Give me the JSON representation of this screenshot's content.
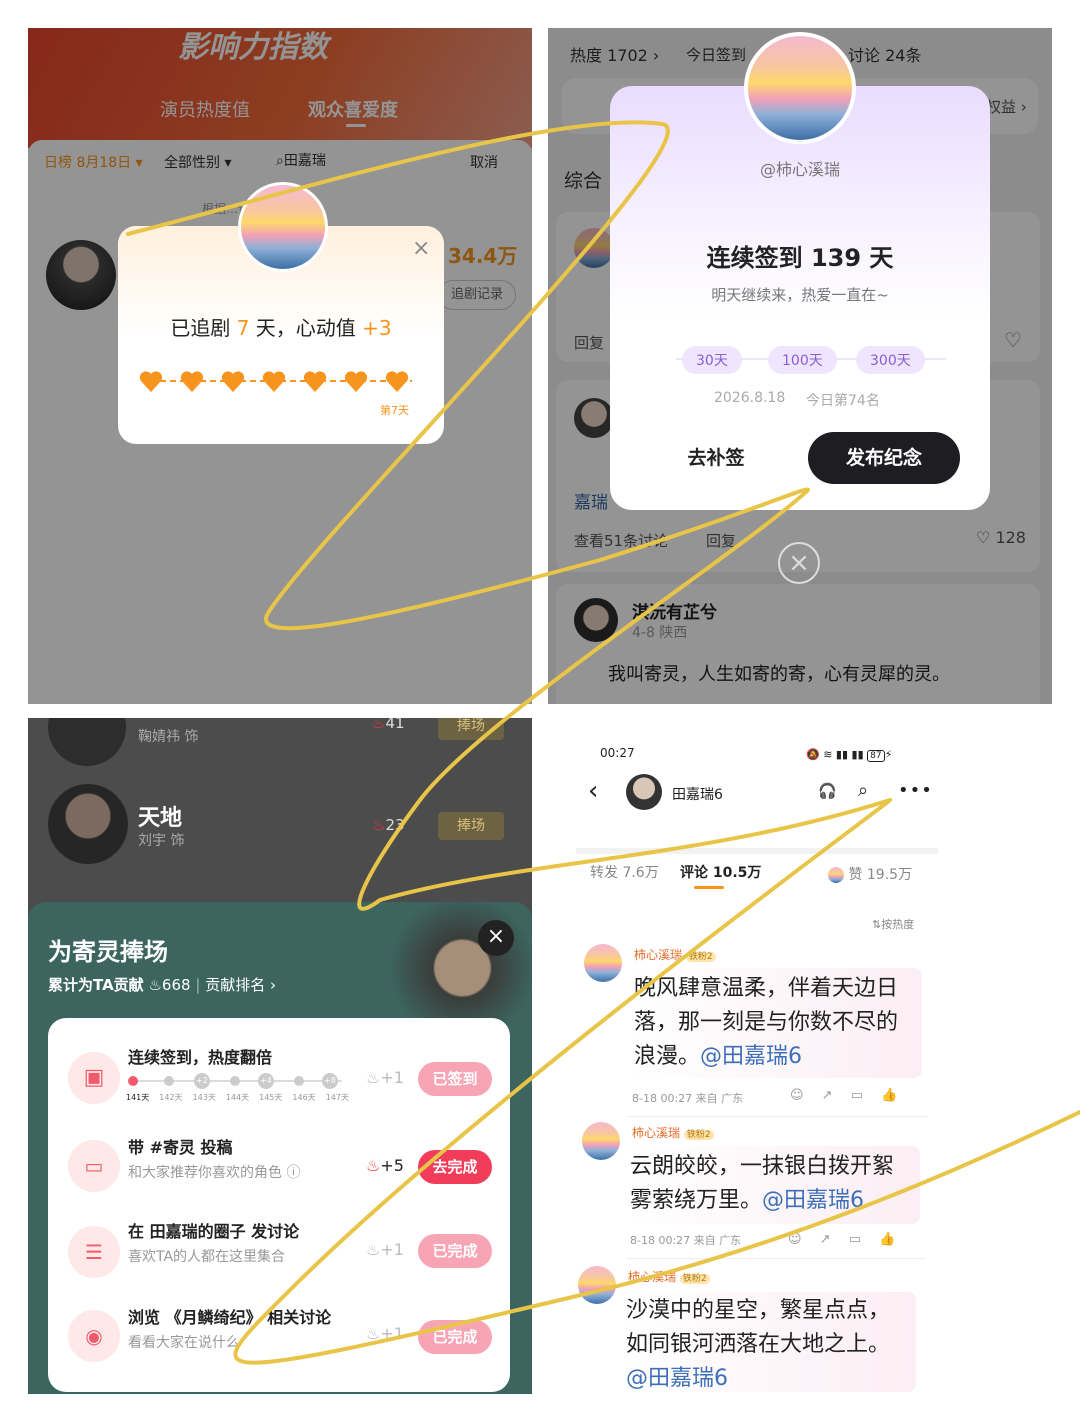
{
  "q1": {
    "banner_title": "影响力指数",
    "tabs": [
      "演员热度值",
      "观众喜爱度"
    ],
    "filter_date": "日榜 8月18日",
    "filter_gender": "全部性别",
    "search_text": "田嘉瑞",
    "cancel": "取消",
    "note": "根据…计算",
    "heat_value": "34.4万",
    "record_btn": "追剧记录",
    "popup": {
      "text_before": "已追剧 ",
      "days": "7",
      "text_after": " 天，心动值 ",
      "plus": "+3",
      "day_label": "第7天"
    }
  },
  "q2": {
    "heat": "热度 1702",
    "today_sign": "今日签到",
    "discuss": "讨论 24条",
    "benefit": "权益",
    "section": "综合",
    "reply": "回复",
    "user_tag": "嘉瑞",
    "view_discuss": "查看51条讨论",
    "reply2": "回复",
    "likes": "128",
    "post_user": "淇沅有芷兮",
    "post_meta": "4-8 陕西",
    "post_text": "我叫寄灵，人生如寄的寄，心有灵犀的灵。",
    "modal": {
      "username": "@柿心溪瑞",
      "title": "连续签到 139 天",
      "subtitle": "明天继续来，热爱一直在~",
      "milestones": [
        "30天",
        "100天",
        "300天"
      ],
      "date": "2026.8.18",
      "rank": "今日第74名",
      "btn_makeup": "去补签",
      "btn_publish": "发布纪念"
    }
  },
  "q3": {
    "actors": [
      {
        "role": "…",
        "actor": "鞠婧祎 饰",
        "score": "41",
        "btn": "捧场"
      },
      {
        "role": "天地",
        "actor": "刘宇 饰",
        "score": "23",
        "btn": "捧场"
      }
    ],
    "sheet": {
      "title": "为寄灵捧场",
      "contrib_label": "累计为TA贡献",
      "contrib_value": "668",
      "rank_link": "贡献排名",
      "tasks": [
        {
          "title": "连续签到，热度翻倍",
          "sub": "",
          "reward": "+1",
          "btn": "已签到",
          "state": "done"
        },
        {
          "title": "带 #寄灵 投稿",
          "sub": "和大家推荐你喜欢的角色",
          "reward": "+5",
          "btn": "去完成",
          "state": "todo"
        },
        {
          "title": "在 田嘉瑞的圈子 发讨论",
          "sub": "喜欢TA的人都在这里集合",
          "reward": "+1",
          "btn": "已完成",
          "state": "done"
        },
        {
          "title": "浏览 《月鳞绮纪》 相关讨论",
          "sub": "看看大家在说什么",
          "reward": "+1",
          "btn": "已完成",
          "state": "done"
        }
      ],
      "streak_days": [
        "141天",
        "142天",
        "143天",
        "144天",
        "145天",
        "146天",
        "147天"
      ],
      "streak_bonus": [
        "+2",
        "+4",
        "+8"
      ]
    }
  },
  "q4": {
    "time": "00:27",
    "battery": "87",
    "header_user": "田嘉瑞6",
    "repost": "转发 7.6万",
    "comments": "评论 10.5万",
    "likes": "赞 19.5万",
    "sort": "按热度",
    "comment_list": [
      {
        "user": "柿心溪瑞",
        "badge": "铁粉2",
        "text": "晚风肆意温柔，伴着天边日落，那一刻是与你数不尽的浪漫。",
        "mention": "@田嘉瑞6",
        "meta": "8-18 00:27 来自 广东"
      },
      {
        "user": "柿心溪瑞",
        "badge": "铁粉2",
        "text": "云朗皎皎，一抹银白拨开絮雾萦绕万里。",
        "mention": "@田嘉瑞6",
        "meta": "8-18 00:27 来自 广东"
      },
      {
        "user": "柿心溪瑞",
        "badge": "铁粉2",
        "text": "沙漠中的星空，繁星点点，如同银河洒落在大地之上。",
        "mention": "@田嘉瑞6",
        "meta": ""
      }
    ]
  },
  "colors": {
    "orange": "#f7941d",
    "red": "#f23d5a",
    "pink": "#f7a5b5",
    "dark": "#1d1d22",
    "purple": "#8a5fd0",
    "teal": "#3d6560",
    "gold": "#e8c548"
  }
}
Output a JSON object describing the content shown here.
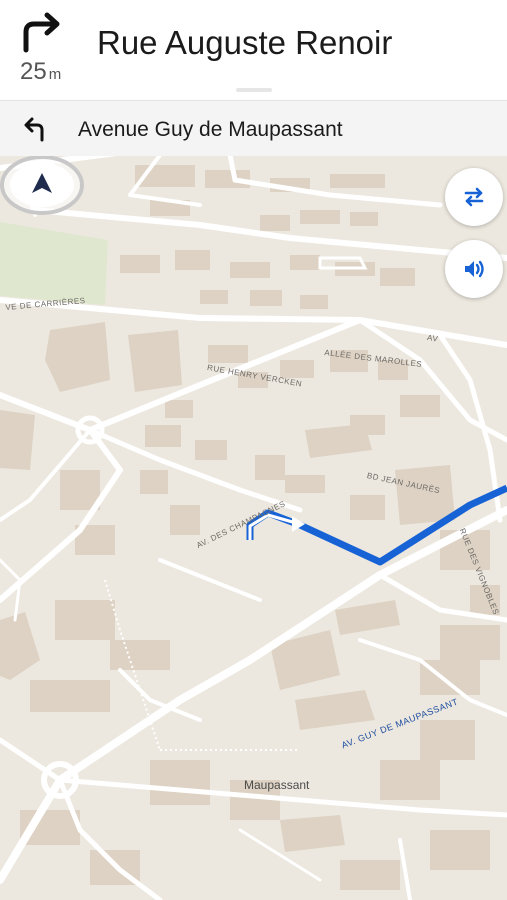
{
  "instruction": {
    "maneuver_icon": "turn-right-icon",
    "distance_value": "25",
    "distance_unit": "m",
    "street": "Rue Auguste Renoir"
  },
  "next_instruction": {
    "maneuver_icon": "turn-left-icon",
    "street": "Avenue Guy de Maupassant"
  },
  "map": {
    "street_labels": {
      "carrieres": "VE DE CARRIÈRES",
      "marolles": "ALLÉE DES MAROLLES",
      "vercken": "RUE HENRY VERCKEN",
      "av": "AV",
      "jaures": "BD JEAN JAURÈS",
      "champagnes": "AV. DES CHAMPAGNES",
      "vignobles": "RUE DES VIGNOBLES",
      "maupassant": "AV. GUY DE MAUPASSANT"
    },
    "place_label": "Maupassant",
    "buttons": {
      "route_options": "route-options-icon",
      "sound": "speaker-icon"
    },
    "colors": {
      "route": "#1763d6",
      "background": "#ece8df",
      "buildings": "#ddd2c3",
      "park": "#dfe8cf",
      "roads": "#ffffff"
    }
  }
}
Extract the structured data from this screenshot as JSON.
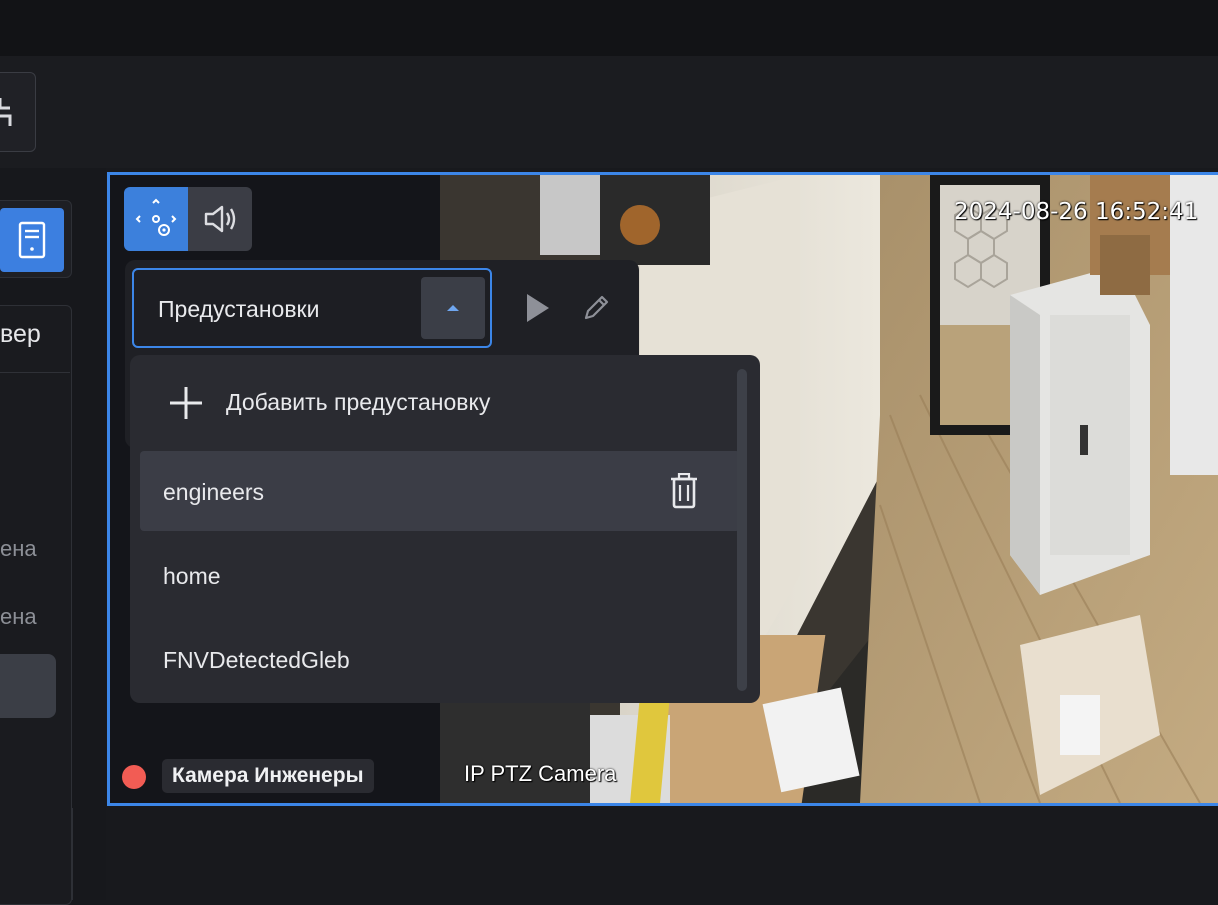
{
  "sidebar": {
    "header_partial": "вер",
    "items": [
      {
        "label": "ена"
      },
      {
        "label": "ена"
      }
    ]
  },
  "viewer": {
    "timestamp": "2024-08-26 16:52:41",
    "camera_label": "IP PTZ Camera",
    "camera_name": "Камера Инженеры",
    "controls": {
      "ptz_icon": "ptz-control-icon",
      "sound_icon": "speaker-icon"
    }
  },
  "presets": {
    "select_label": "Предустановки",
    "add_label": "Добавить предустановку",
    "items": [
      {
        "label": "engineers"
      },
      {
        "label": "home"
      },
      {
        "label": "FNVDetectedGleb"
      }
    ]
  },
  "colors": {
    "accent": "#3c86e8",
    "record": "#f25c54",
    "panel": "#1f2025",
    "dropdown": "#2a2b31"
  }
}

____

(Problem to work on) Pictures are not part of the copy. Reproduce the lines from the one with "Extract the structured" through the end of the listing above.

(Answer to the problem)
Extract the structured data from this screenshot as JSON.
{
  "sidebar": {
    "header_partial": "вер",
    "items": [
      {
        "label": "ена"
      },
      {
        "label": "ена"
      }
    ]
  },
  "viewer": {
    "timestamp": "2024-08-26 16:52:41",
    "camera_label": "IP PTZ Camera",
    "camera_name": "Камера Инженеры",
    "controls": {
      "ptz_icon": "ptz-control-icon",
      "sound_icon": "speaker-icon"
    }
  },
  "presets": {
    "select_label": "Предустановки",
    "add_label": "Добавить предустановку",
    "items": [
      {
        "label": "engineers"
      },
      {
        "label": "home"
      },
      {
        "label": "FNVDetectedGleb"
      }
    ]
  },
  "colors": {
    "accent": "#3c86e8",
    "record": "#f25c54",
    "panel": "#1f2025",
    "dropdown": "#2a2b31"
  }
}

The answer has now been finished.